By law, these provisions do not apply to (1) consumer contracts subject to plain language requirements and (2) contracts in which the automatic renewal period is less than 32 days and can be cancelled without penalty or damages at any time. The bill also exempts an initial contract with a term of one year or less that includes a renewal contract with a specific length and the customer has initialed or signed a conspicuous statement immediately following the provision stating, in blod 12-point type “I acknowledge that this contract contains an AUTOMATIC RENEWAL provision.

The bill also limits contracts for refuse removal or disposal to one year unless the recipient of the services signs or initials a clear and conspicuous written statement.

E-Sign Laws

The Connecticut Uniform Electronic Transactions Act establishes a legal basis to use electronic communications in transactions in which the parties have agreed to conduct business electronically. The federal Electronic Signatures in Global and National Commerce Act (E-SIGN) validates the use of electronic records and signatures (15 USC 7001 et seq. ). The Uniform Commercial Code modifies the federal law in certain ways to the extent federal law allows (CGS 42a-7-101 et seq. ).

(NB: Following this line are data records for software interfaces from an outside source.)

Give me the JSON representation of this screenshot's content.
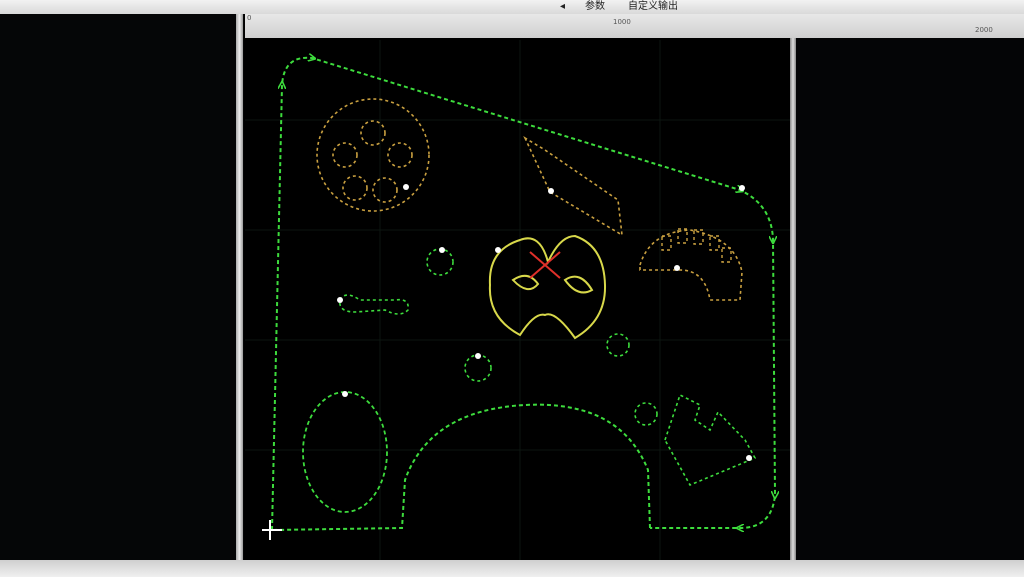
{
  "toolbar": {
    "params_label": "参数",
    "custom_output_label": "自定义输出",
    "dropdown_arrow": "◂"
  },
  "ruler": {
    "mark_0": "0",
    "mark_1000": "1000",
    "mark_2000": "2000"
  },
  "colors": {
    "path_green": "#3ddc3d",
    "path_orange": "#c9a040",
    "path_yellow": "#d8d84a",
    "origin_red": "#e0302a",
    "background": "#000000"
  },
  "icons": {
    "origin_marker": "red-x-icon",
    "start_cursor": "crosshair-icon"
  }
}
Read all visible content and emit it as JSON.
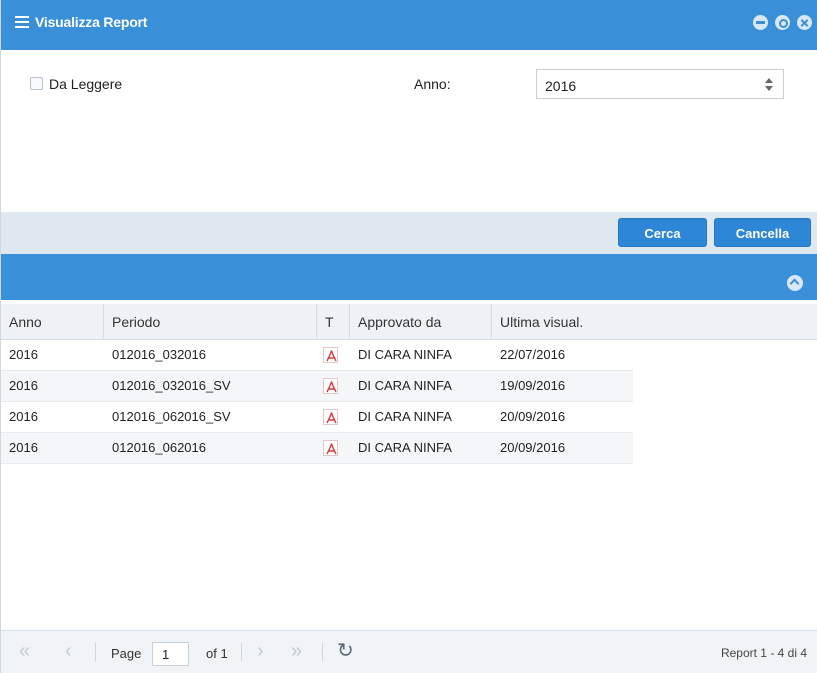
{
  "window": {
    "title": "Visualizza Report",
    "accent_color": "#3a90d8",
    "controls": [
      "minimize-icon",
      "restore-icon",
      "close-icon"
    ]
  },
  "filters": {
    "da_leggere_label": "Da Leggere",
    "da_leggere_checked": false,
    "anno_label": "Anno:",
    "anno_value": "2016"
  },
  "buttons": {
    "cerca": "Cerca",
    "cancella": "Cancella"
  },
  "grid": {
    "columns": [
      "Anno",
      "Periodo",
      "T",
      "Approvato da",
      "Ultima visual."
    ],
    "rows": [
      {
        "anno": "2016",
        "periodo": "012016_032016",
        "tipo_icon": "pdf-icon",
        "approvato_da": "DI CARA NINFA",
        "ultima_visual": "22/07/2016"
      },
      {
        "anno": "2016",
        "periodo": "012016_032016_SV",
        "tipo_icon": "pdf-icon",
        "approvato_da": "DI CARA NINFA",
        "ultima_visual": "19/09/2016"
      },
      {
        "anno": "2016",
        "periodo": "012016_062016_SV",
        "tipo_icon": "pdf-icon",
        "approvato_da": "DI CARA NINFA",
        "ultima_visual": "20/09/2016"
      },
      {
        "anno": "2016",
        "periodo": "012016_062016",
        "tipo_icon": "pdf-icon",
        "approvato_da": "DI CARA NINFA",
        "ultima_visual": "20/09/2016"
      }
    ]
  },
  "pager": {
    "page_label": "Page",
    "page_value": "1",
    "of_label": "of 1",
    "display_msg": "Report 1 - 4 di 4"
  }
}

Plain Language Tests

The law requires all consumer contracts, defined as those having a value of $ 25,000 or less or to lease a residence, to be written in plain language and establishes two alternative tests for determining if the requirement has been satisfied. The subjective test requires the contracts to meet nine standards, such as using short sentences and paragraphs, everyday words, and readable type. The objective test has 11 standards, such as limiting the number of words per sentence to 50 and words per paragraph to 150, limiting the average number of syllables per word to less than 1. 55, and prohibiting type face smaller than eight points (CGS 42-152).

Connecticut Unfair Trade Practices Act (CUTPA)

The law prohibits businesses from engaging in unfair and deceptive acts or practices. CUTPA allows the consumer protection commissioner to issue regulations defining what constitutes an unfair trade practice, investigate complaints, issue cease and desist orders, order restitution in cases involving less than $ 5,000, enter into consent agreements, ask the attorney general to seek injunctive relief, and accept voluntary statements of compliance. The act also allows individuals to sue. Courts may issue restraining orders; award actual and punitive damages, costs, and reasonable attorneys fees; and impose civil penalties of up to $ 5,000 for willful violations and $ 25,000 for violation of a restraining order.

Legislative History

The House referred the bill (File 134) to the Appropriations Committee, which reported a substitute, eliminating the unfair trade practice designation for violations of (1) the bill's provisions relating to contract requirements and surcharges and (2) existing laws governing violations of registration, insurance, advertising, contract cancellation, and license display requirements. It referred the bill to the Energy and Technology Committee, which favorably reported the bill unchanged.


General Law Committee

Joint Favorable Substitute






Appropriations Committee

Joint Favorable Substitute






Energy and Technology Committee

Joint Favorable